CSS (Cascading Style Sheets) is a style sheet language used for describing the look and formatting of a document written in HTML. On the other hand, Inline Styles are directly applied to HTML elements and can override any other styles affecting the element, making it lack the cascading feature of CSS.
2. What are the advantages of using CSS for quick styling?
CSS allows for a centralized control of style, making it easier to apply changes across multiple pages or elements. It also tends to keep the markup cleaner by separating the design from the content, which can improve website performance.
3. What are the drawbacks of using CSS?
Given its global nature, CSS changes can potentially affect unintended elements or pages. It also comes with a steeper learning curve compared to Inline Styles, particularly for more complex design elements.

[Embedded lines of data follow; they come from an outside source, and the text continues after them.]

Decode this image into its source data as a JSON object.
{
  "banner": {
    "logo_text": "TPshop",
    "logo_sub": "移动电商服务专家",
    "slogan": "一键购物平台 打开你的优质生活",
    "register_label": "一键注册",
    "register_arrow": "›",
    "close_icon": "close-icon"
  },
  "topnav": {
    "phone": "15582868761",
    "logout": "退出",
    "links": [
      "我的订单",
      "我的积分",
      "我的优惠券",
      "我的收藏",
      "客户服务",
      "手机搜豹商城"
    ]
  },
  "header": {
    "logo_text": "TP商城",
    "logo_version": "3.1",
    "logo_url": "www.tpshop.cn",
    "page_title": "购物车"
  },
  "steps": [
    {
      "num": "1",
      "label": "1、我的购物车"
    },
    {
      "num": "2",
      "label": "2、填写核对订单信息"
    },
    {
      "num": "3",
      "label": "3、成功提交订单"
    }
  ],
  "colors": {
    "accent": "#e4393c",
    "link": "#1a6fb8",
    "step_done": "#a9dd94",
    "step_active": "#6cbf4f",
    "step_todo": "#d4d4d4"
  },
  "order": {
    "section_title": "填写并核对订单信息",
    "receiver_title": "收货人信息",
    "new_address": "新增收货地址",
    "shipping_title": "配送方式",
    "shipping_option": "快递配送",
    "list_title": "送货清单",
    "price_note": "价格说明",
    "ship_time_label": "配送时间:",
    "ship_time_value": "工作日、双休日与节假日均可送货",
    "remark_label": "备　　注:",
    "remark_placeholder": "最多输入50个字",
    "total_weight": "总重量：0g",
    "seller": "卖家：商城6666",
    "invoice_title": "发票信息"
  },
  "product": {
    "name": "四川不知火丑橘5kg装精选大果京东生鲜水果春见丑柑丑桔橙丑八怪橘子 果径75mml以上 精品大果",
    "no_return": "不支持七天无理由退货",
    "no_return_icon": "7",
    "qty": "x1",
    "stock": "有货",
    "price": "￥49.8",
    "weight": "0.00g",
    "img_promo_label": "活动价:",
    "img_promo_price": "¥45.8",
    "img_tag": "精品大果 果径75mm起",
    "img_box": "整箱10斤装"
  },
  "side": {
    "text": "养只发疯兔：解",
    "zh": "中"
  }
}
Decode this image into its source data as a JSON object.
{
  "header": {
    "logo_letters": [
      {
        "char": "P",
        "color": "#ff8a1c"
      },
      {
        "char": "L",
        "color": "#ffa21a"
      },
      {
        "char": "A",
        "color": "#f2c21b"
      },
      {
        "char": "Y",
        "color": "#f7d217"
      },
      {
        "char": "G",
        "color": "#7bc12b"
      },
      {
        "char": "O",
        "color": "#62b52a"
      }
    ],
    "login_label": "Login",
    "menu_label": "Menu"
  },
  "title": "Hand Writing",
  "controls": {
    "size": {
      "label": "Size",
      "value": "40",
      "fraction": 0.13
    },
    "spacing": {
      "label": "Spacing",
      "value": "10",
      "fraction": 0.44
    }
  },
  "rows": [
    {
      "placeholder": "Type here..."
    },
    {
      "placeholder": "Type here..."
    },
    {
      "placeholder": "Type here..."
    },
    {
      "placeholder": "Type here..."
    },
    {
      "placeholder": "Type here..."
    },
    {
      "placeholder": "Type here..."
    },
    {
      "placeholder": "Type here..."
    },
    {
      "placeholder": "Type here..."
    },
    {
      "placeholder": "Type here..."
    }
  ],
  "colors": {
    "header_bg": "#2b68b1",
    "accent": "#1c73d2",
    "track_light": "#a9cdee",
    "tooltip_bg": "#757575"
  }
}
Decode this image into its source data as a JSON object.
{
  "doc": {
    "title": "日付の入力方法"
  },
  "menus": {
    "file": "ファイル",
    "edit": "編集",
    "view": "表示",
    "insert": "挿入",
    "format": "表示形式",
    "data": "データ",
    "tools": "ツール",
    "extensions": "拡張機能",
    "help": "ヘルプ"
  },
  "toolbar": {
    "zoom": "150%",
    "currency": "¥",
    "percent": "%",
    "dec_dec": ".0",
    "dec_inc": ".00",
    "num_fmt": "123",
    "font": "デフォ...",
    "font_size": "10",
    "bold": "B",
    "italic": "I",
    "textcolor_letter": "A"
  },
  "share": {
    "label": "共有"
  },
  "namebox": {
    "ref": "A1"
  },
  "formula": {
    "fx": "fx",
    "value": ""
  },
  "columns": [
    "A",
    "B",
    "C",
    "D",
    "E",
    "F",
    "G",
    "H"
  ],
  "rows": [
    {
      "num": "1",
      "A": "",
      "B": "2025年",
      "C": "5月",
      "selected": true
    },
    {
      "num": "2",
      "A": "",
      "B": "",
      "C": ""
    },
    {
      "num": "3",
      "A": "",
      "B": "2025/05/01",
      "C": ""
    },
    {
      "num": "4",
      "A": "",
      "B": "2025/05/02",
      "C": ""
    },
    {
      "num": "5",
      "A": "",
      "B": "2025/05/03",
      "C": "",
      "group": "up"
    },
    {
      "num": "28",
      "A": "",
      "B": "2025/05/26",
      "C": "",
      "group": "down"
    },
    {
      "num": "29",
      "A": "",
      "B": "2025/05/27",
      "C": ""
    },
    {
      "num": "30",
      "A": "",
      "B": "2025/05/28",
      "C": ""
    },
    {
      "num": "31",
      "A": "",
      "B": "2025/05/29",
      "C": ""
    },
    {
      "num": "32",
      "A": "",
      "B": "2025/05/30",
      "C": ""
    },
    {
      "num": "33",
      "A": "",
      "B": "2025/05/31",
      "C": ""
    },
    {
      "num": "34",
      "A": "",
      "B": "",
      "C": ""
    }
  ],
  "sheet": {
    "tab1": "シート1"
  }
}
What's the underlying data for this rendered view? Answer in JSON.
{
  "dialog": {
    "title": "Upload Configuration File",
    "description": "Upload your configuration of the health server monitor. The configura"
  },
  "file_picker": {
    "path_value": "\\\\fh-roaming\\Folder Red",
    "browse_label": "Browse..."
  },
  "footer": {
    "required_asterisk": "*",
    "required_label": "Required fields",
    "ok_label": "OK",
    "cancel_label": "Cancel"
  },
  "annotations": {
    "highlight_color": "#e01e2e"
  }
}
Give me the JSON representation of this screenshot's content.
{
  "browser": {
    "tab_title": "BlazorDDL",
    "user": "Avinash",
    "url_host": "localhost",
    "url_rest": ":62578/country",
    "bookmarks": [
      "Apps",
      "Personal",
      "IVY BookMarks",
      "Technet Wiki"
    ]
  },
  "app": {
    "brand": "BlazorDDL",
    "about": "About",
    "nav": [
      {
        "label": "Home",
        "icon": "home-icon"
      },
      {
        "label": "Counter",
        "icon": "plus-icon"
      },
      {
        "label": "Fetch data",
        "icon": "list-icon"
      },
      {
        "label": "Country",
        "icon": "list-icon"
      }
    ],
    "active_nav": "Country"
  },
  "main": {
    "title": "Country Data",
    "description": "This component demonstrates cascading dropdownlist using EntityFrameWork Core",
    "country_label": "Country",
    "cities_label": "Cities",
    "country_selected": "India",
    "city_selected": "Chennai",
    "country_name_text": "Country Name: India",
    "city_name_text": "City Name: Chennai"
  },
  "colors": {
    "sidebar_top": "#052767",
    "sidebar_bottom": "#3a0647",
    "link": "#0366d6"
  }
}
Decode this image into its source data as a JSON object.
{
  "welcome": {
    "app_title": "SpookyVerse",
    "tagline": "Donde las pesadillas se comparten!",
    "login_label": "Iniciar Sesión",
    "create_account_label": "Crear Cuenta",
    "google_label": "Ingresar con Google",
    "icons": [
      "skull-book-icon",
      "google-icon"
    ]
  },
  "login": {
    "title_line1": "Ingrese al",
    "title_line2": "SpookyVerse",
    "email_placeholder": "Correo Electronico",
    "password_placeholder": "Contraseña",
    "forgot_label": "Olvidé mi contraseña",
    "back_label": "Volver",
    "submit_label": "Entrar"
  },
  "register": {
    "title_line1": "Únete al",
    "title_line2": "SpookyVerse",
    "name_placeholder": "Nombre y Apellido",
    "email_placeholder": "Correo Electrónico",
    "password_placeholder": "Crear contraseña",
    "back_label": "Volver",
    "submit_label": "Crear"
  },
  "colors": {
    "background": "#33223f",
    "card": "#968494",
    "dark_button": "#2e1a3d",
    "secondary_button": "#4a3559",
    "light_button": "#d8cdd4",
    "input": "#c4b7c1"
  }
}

4. Why might someone choose to use Inline Styles for quick styling?
Inline styles allow for a quick and easy way to apply styles directly to a single specific element without affecting any others. They are useful for one-off changes and for testing changes without altering your main style sheet.
5. Are there limitations to using Inline Styles?
Yes, using inline styles can lead to code redundancies and inconsistencies if used excessively. It also does not support some CSS features, such as pseudo-classes and media queries, limiting its versatility compared to CSS.